In massive-star binary systems, upon reaching later stages of stellar evolution one star can expand as a giant and envelope its companion in what is called a common envelope phase. The enveloped companion, here a neutron star, begins to accrete matter. The angular momentum of the accreting material results in the formation of an accretion disk. Accretion of hydrogen rich onto common-envelope-phase neutron stars can result in material ejected from the accretion disk having undergone burning near the neutron star’s surface [1]. Not much is understood about what nucleosynthesis occurs in this system. However, Keegans (2019) found that accreting neutron star common envelopes have the potential to impact galactic chemical evolution (GCE) [1].
Our preliminary results show that this astrophysical scenario can produce large amounts of light p-nuclides 92Mo, 96Ru and 98Ru – upwards of one order of magnitude more than their initial abundances in our simulations. This is significant as these isotopes are all underproduced in current p-process models and their origins are not known [2, 3].

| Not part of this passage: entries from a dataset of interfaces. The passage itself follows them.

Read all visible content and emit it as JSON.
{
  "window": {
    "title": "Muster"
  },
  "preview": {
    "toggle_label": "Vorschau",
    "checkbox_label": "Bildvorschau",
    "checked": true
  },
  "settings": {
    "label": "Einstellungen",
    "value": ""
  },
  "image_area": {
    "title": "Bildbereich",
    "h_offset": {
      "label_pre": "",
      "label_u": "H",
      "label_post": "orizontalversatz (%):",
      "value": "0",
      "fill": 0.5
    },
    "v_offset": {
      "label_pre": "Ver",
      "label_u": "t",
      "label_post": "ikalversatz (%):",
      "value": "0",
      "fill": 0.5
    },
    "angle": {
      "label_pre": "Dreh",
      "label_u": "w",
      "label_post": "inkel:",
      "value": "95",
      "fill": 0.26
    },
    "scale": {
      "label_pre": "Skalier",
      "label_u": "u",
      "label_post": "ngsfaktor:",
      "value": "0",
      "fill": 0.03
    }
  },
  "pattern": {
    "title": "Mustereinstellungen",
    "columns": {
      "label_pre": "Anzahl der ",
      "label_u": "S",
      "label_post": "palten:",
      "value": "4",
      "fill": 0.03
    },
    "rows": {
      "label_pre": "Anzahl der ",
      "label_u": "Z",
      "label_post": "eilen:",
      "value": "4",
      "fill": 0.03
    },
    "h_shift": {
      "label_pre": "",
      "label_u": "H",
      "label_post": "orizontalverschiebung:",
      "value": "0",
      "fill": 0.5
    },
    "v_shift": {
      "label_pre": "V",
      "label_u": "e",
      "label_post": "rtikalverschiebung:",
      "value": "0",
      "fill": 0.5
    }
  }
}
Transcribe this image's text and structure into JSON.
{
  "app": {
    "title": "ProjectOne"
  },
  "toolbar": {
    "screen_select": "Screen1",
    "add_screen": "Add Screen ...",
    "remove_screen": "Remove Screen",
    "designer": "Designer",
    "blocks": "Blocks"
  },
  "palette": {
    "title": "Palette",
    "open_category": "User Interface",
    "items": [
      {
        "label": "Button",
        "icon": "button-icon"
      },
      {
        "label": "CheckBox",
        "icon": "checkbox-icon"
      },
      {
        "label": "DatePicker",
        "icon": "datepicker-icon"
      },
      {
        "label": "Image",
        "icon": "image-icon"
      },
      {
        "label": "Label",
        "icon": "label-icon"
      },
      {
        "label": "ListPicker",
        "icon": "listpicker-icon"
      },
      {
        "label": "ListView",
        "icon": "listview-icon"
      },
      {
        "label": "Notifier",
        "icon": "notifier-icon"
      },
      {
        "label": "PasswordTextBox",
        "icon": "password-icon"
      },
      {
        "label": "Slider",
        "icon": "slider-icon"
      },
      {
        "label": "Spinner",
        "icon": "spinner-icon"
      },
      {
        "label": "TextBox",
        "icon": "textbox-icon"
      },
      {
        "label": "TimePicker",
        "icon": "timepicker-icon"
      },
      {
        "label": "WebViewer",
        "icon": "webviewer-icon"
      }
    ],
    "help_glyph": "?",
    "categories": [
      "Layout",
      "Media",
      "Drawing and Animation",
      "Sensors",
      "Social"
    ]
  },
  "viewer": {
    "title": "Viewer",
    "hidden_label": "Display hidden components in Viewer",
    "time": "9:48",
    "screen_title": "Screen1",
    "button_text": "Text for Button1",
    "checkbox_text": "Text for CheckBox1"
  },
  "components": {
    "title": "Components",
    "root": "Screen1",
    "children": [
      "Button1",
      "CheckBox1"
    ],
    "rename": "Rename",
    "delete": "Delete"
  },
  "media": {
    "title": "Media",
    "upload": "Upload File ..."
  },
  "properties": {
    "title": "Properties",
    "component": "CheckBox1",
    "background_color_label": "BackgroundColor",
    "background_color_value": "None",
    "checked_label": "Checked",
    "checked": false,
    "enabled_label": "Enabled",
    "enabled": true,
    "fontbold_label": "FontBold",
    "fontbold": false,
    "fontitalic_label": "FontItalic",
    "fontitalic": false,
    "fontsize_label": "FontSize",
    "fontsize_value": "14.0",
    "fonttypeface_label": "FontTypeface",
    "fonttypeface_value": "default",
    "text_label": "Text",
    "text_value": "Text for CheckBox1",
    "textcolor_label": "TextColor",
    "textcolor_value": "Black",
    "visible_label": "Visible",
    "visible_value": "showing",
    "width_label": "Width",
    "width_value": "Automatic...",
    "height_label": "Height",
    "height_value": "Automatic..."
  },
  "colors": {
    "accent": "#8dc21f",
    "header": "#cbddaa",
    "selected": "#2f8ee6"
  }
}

The presented work builds on Keegans et al. (2019), which modelled accreting neutron star common envelopes without the inclusion of angular momentum, and Abrahams et al. (2023), which presented initial results on updated models which included the impact of angular momentum [1,4]. We will present yields from our common envelope simulations and discuss the nucleosynthesis which leads to high production of particular light p-nuclides.

[1] Keegans J., Fryer C.L., Jones S.W., Côte B., Belczynski K., Herwig F., Pignatari M., et al., 2019, MNRAS, 485, 620. doi:10.1093/mnras/stz368
[2] Roberti L., Pignatari M., Psaltis A., Sieverding A., Mohr P., Fulop Z., Lugaro M., 2023, A&A, 677, A22. doi:10.1051/0004-6361/202346556
[3] Role of Core-collapse Supernovae in Explaining Solar System Abundances of p Nuclides, C. Travaglio, T. Rauscher, A. Heger, M. Pignatari, C. West
[4] Abrahams S.E.D., Fryer C., Hall-Smith A., Laird A., Diget C., 2023, EPJWC, 279, 10002. doi:10.1051/epjconf/202327910002